Daniel K. Inouye (Honolulu) International Airport Modernization

HNL Terminal Modernization

Daniel K. Inouye (Honolulu) International Airport Modernization

With nearly 20 million people passing through its terminals in 2015, Daniel K. Inouye International Airport is enhancing the passenger experience with a series of world-class modernization projects that HDR is supporting from our Honolulu office. Our scope of work for final design started with complete renovation of about 20,000 square feet inside the airport terminal. It now includes the modernization of multiple areas inside the terminals. Among them are restrooms, passenger hold rooms and security facilities. 

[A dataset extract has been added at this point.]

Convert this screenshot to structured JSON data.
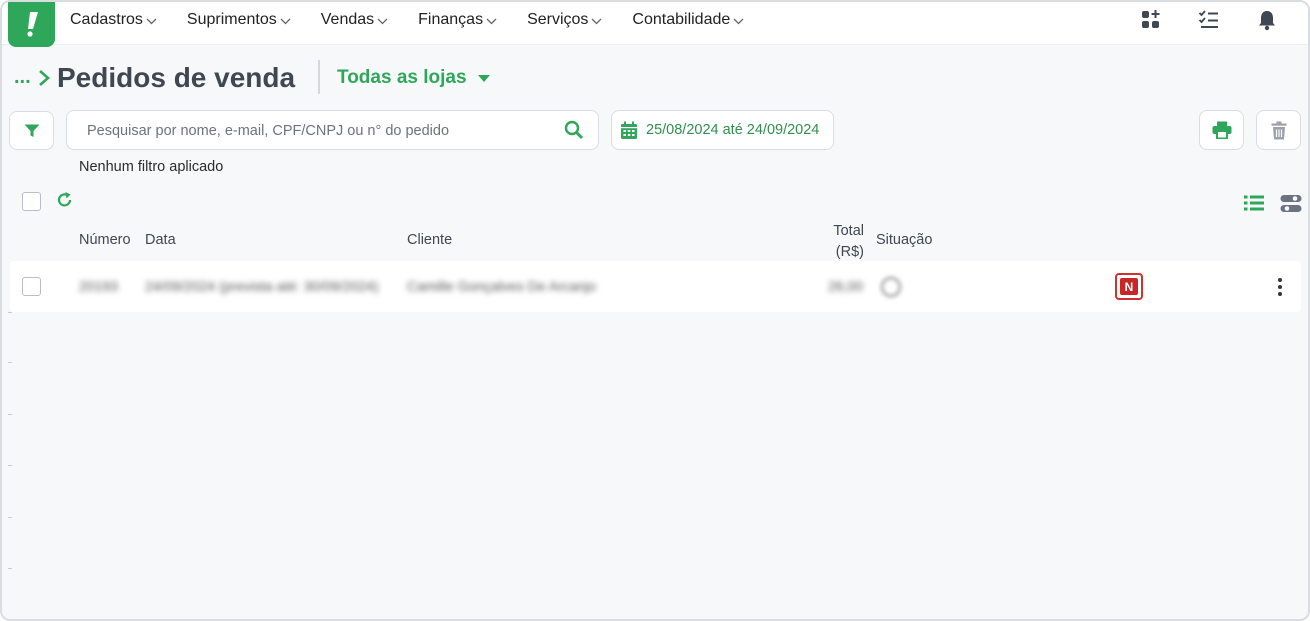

In early 2018, we delivered design plans to modernize 23 existing pairs of lavatories and four family lavatories, plus one new pair for a total of 52 restrooms. Construction will begin in late 2018 and the construction cost for this project is estimated at $19 million. Completion is anticipated in 2020. As of May 2018, we are preparing a modification to the contractor’s scope to add Outbound Search Rooms and modernize the south end of the Central Diamond Head Concourse. 

Challenges for the restroom modernization included an abbreviated design schedule, which required delivery in 10 months. A sunset provision on the project’s funding source drove the airport’s aggressive timeline. Drawing on our experience redesigning restrooms at Penn Station in New York City, we started right away by benchmarking passenger terminals at airports around the world, including Heathrow in London, LAX and Sea-Tac. 

Innovating on a Compressed Schedule

Our investigation ultimately informed innovations designed to address the Hawaii Department of Transportation Airport Division’s concerns about potential prolonged power outages resulting from a Hurricane or Tsunami event. For example, our restroom redesign spec’d the latest in product technology, such as self-charging flushometers. What is a self-charging flushometer? It allows water to flow through the receptacle and spin a turbine that stores the electricity needed to power each restroom fixture. 

At the sinks, we grouped the soap, water and hand-drying implements over a single, linear trough, eliminating maintenance related to soap drips and wet floors while also eliminating paper towel waste. Consolidated hand-washing stations also reduce movement inside the restrooms. Meanwhile, a central pumping system feeds soap to all dispensers, creating maintenance and cost efficiencies. 

In addition to meeting the Airport Division’s requirements, our design represents a more sustainable solution overall — from environmental and energy conservation to operations-and-maintenance costs. Given the scale of these improvements, they will substantially benefit our environment. 

Experiencing Designs in Virtual Reality

We refined the interior design through constant engagement with the airport’s management, custodial and maintenance staff, among other stakeholders. The critical role of stakeholder input, coupled with the compressed timeline, led to another innovative design technique for this type of project. We deployed immersive virtual reality to present our design concepts using the Google Cardboard platform, which made it possible for stakeholders to experience design features firsthand without having to wait for traditional renderings between design phases — and in a user-friendly format that did not require the ability to interpret drawings.

“We explored dozens of options for the client,” said our Project Manager James McConnell. “It became too time-critical to do a new rendering every week so our team jumped in and learned the visualization software ourselves. After that, the client would ask us to see a design option — and at the next meeting, we would have it ready for them. Because of the number of stakeholders involved, virtual reality and BIM were integrated as an effective way to convey the designs.”

HNL Terminal Modernization
Hawaii Department of Transportation Airports Division

Honolulu, HI
United States

20,000+ SF